DADT and homosexual segregation in the American military has been a joke for nearly 20 years, if not more so. It doesn't just ignore facts collected at the time of implementation, it ignores American history itself. It ignores history in general. According to conservative critique, Alexander never happened, and the Greeks and Romans were just myths. So too are a host of European militaries, Canada's, Australia's and Israel's. So too are facts we asked for and then filed away in discomfort. That every justification for DADT and segregation has been comically wrong for so long should be cause for encouragement, even laughter. So too should this latest news about a possible repeal. But all the comfort of data and the liberating power of laughter shouldn't ignore that this isn't over yet. Prejudice and discrimination's ability to wrest self-defeat and idiocy from empathy and competence shouldn't be underestimated. Even in an environment as practical as the military, there will always be ample room to diminish heroism and prefer risk, even in the midst of the profundity of exploding earth, for something profoundly immaterial to the exercise of life and death.

Rating: 4.5

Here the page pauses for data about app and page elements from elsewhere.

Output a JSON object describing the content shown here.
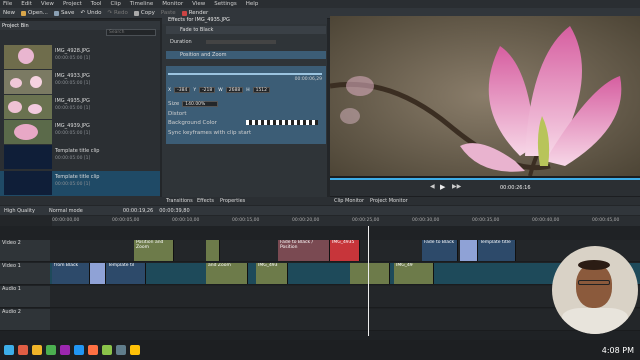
{
  "menu": [
    "File",
    "Edit",
    "View",
    "Project",
    "Tool",
    "Clip",
    "Timeline",
    "Monitor",
    "View",
    "Settings",
    "Help"
  ],
  "toolbar": {
    "new": "New",
    "open": "Open...",
    "save": "Save",
    "undo": "Undo",
    "redo": "Redo",
    "copy": "Copy",
    "paste": "Paste",
    "render": "Render"
  },
  "bin": {
    "header": "Project Bin",
    "search_placeholder": "Search",
    "items": [
      {
        "name": "IMG_4928.JPG",
        "sub": "00:00:05:00 [1]"
      },
      {
        "name": "IMG_4933.JPG",
        "sub": "00:00:05:00 [1]"
      },
      {
        "name": "IMG_4935.JPG",
        "sub": "00:00:05:00 [1]"
      },
      {
        "name": "IMG_4939.JPG",
        "sub": "00:00:05:00 [1]"
      },
      {
        "name": "Template title clip",
        "sub": "00:00:05:00 [1]"
      },
      {
        "name": "Template title clip",
        "sub": "00:00:05:00 [1]"
      }
    ]
  },
  "effects": {
    "title": "Effects for IMG_4935.JPG",
    "fade": "Fade to Black",
    "duration_label": "Duration",
    "pz_title": "Position and Zoom",
    "tc": "00:00:06,29",
    "x_label": "X",
    "x_val": "-384",
    "y_label": "Y",
    "y_val": "-218",
    "w_label": "W",
    "w_val": "2688",
    "h_label": "H",
    "h_val": "1512",
    "size_label": "Size",
    "size_val": "140.00%",
    "distort": "Distort",
    "bg_label": "Background Color",
    "sync": "Sync keyframes with clip start"
  },
  "monitor": {
    "timecode": "00:00:26:16",
    "clip_monitor": "Clip Monitor",
    "project_monitor": "Project Monitor"
  },
  "tabs": {
    "transitions": "Transitions",
    "effects": "Effects",
    "properties": "Properties"
  },
  "timeline": {
    "quality": "High Quality",
    "mode": "Normal mode",
    "pos": "00:00:19,26",
    "dur": "00:00:39,80",
    "ruler": [
      "00:00:00,00",
      "00:00:05,00",
      "00:00:10,00",
      "00:00:15,00",
      "00:00:20,00",
      "00:00:25,00",
      "00:00:30,00",
      "00:00:35,00",
      "00:00:40,00",
      "00:00:45,00"
    ],
    "tracks": [
      "Video 2",
      "Video 1",
      "Audio 1",
      "Audio 2"
    ],
    "v2_clips": [
      "Position and Zoom",
      "Fade to Black / Position",
      "IMG_4935",
      "Fade to Black",
      "Template title"
    ],
    "v1_clips": [
      "from Black",
      "Template til",
      "and Zoom",
      "IMG_493",
      "IMG_49"
    ]
  },
  "taskbar": {
    "clock": "4:08 PM"
  }
}
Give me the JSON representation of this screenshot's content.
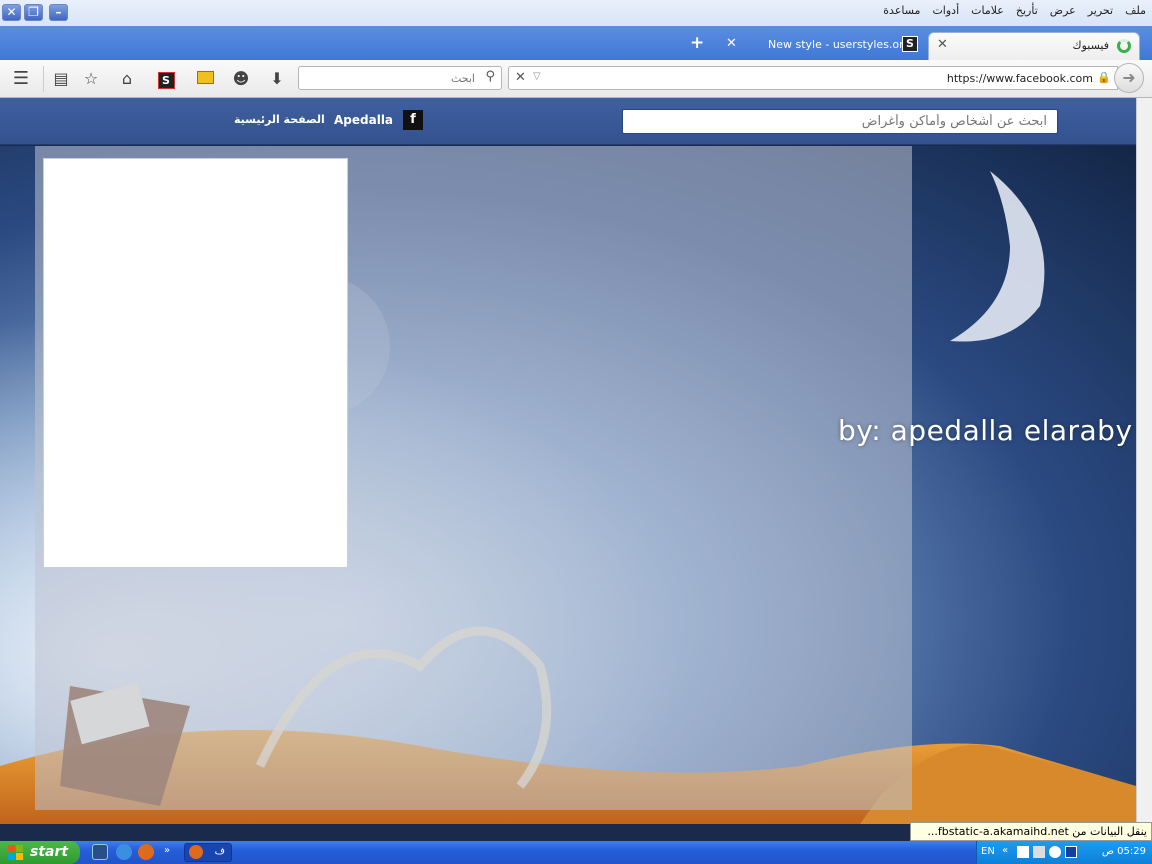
{
  "menubar": {
    "items": [
      "ملف",
      "تحرير",
      "عرض",
      "تأريخ",
      "علامات",
      "أدوات",
      "مساعدة"
    ]
  },
  "tabs": {
    "active_title": "فيسبوك",
    "inactive_title": "New style - userstyles.org",
    "new_tab": "+"
  },
  "navbar": {
    "search_placeholder": "ابحث",
    "url": "https://www.facebook.com"
  },
  "facebook": {
    "search_placeholder": "ابحث عن أشخاص وأماكن وأغراض",
    "logo": "f",
    "user_name": "Apedalla",
    "home_label": "الصفحة الرئيسية"
  },
  "scene": {
    "byline": "by: apedalla elaraby"
  },
  "status": {
    "text": "ينقل البيانات من fbstatic-a.akamaihd.net..."
  },
  "taskbar": {
    "start_label": "start",
    "task_label": "ف",
    "tray_lang": "EN",
    "clock": "05:29 ص"
  },
  "colors": {
    "fb_blue": "#3b5998",
    "taskbar_blue": "#245ed8",
    "start_green": "#3aaa3a"
  }
}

Unfriendly Fire is a remarkably well-researched, funny, moving, galling and smart book. But a half a point off for its reliance on anonymity and also its potential lack of timelessness. On the first point, I understand what Frank had to work with. Many people still in the military literally couldn't speak on the record, but the anonymity of some retired or discharged soldiers seemed unnecessary. On the second, Frank has no control over events that follow his book's publication, but if a repeal happens, and happens justly, the impetus to read this book diminishes. It will still be a powerful indictment of a broken system, but as is the case with a book like Upton Sinclair's The Jungle, we'll be able to read it with comfort, knowing that most of the ugliness has past. Hopefully.